Data about app and page elements:
==============================
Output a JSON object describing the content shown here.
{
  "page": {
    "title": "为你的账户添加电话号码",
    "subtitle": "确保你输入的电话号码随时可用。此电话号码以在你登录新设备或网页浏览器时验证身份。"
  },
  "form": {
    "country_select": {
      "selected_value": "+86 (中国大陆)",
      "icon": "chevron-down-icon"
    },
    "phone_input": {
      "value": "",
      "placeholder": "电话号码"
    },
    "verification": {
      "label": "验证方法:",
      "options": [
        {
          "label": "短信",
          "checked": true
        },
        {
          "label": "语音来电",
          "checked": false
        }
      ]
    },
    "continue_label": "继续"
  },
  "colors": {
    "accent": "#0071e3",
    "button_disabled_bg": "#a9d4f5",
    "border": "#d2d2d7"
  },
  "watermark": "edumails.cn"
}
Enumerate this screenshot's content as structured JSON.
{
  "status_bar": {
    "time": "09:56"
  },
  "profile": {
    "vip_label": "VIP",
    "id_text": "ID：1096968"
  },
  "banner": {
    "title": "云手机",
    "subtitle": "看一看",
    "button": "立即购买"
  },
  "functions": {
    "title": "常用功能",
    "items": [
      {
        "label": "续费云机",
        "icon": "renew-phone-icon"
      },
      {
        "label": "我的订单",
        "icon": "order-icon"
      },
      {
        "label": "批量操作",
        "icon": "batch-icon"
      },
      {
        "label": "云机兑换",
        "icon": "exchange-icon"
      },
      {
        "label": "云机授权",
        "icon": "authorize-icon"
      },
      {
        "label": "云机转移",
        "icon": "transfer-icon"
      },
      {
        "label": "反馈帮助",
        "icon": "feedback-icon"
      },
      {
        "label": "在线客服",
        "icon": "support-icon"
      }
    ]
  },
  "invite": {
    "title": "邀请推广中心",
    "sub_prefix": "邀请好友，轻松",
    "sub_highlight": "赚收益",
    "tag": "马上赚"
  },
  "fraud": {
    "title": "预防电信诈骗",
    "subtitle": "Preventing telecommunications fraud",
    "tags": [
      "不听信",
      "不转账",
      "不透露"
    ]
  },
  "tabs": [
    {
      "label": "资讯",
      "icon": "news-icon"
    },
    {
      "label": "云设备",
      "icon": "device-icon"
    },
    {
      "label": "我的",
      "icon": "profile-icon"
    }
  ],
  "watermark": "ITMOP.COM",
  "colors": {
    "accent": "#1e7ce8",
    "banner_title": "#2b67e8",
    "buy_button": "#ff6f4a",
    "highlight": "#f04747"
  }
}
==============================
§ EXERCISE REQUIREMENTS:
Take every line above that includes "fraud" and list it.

§ REPLY TO THE EXERCISE:
  "fraud": {
    "subtitle": "Preventing telecommunications fraud",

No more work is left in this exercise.